At PS 195, in the Rosedale neighborhood of Queens, New York, 5th grader Kameron Slade did not deliver a speech supporting marriage equality in a school-wide speech contest on Friday. He did not deliver that speech even though he had written it, and even though he had previously won a qualifying in-class speech contest and been told he could speak to the school-wide assembly on any subject he wished. From NY1:
Kameron's mother said he was told to choose any topic, so he chose same-sex marriage. But on Wednesday, the principal said he should write another speech or be removed from the contest.
"She said that people have different opinions on it and that some parents may not want their children to learn about this type of topic," Kameron said.
Kameron's speech calls for acceptance and tolerance. It describes his mother's explanation of the issue and his impression of his mother's friends who are gay.
"They seemed happy," he said. "Best of all, they seemed to love each other. The only difference was that there were two moms instead of a mother and a father."

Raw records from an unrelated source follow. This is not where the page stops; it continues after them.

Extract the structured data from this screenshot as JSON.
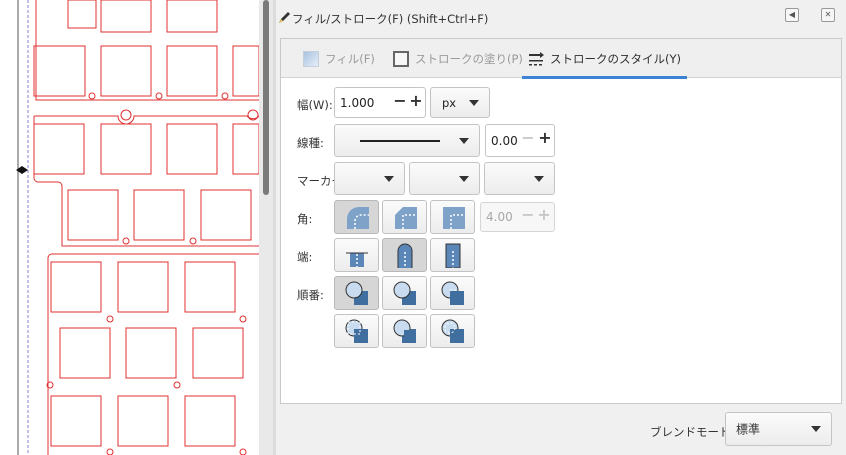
{
  "title": "フィル/ストローク(F) (Shift+Ctrl+F)",
  "title_buttons": [
    "◀",
    "✕"
  ],
  "tabs": [
    {
      "label": "フィル(F)",
      "icon": "fill-swatch-icon",
      "active": false
    },
    {
      "label": "ストロークの塗り(P)",
      "icon": "stroke-paint-icon",
      "active": false
    },
    {
      "label": "ストロークのスタイル(Y)",
      "icon": "stroke-style-icon",
      "active": true
    }
  ],
  "stroke_style": {
    "width_label": "幅(W):",
    "width_value": "1.000",
    "unit": "px",
    "dash_label": "線種:",
    "dash_offset": "0.00",
    "markers_label": "マーカー:",
    "join_label": "角:",
    "miter_limit": "4.00",
    "cap_label": "端:",
    "order_label": "順番:",
    "minus": "−",
    "plus": "+"
  },
  "blend": {
    "label": "ブレンドモード:",
    "value": "標準"
  },
  "colors": {
    "accent": "#3d83d5",
    "outline_red": "#e03030",
    "icon_blue": "#5b87b8"
  }
}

"It’s on the news," his mother said. "It’s a part our lives now. They need to open up. The New York City Department of Education need to open up."
And open up they have. After the story of Slade's speech-that-wasn't broke late last week, notices were sent to the parents of PS 195 informing them that Slade would deliver his speech in a "special assembly" on Monday. Hear the student discuss his brush with censorship here.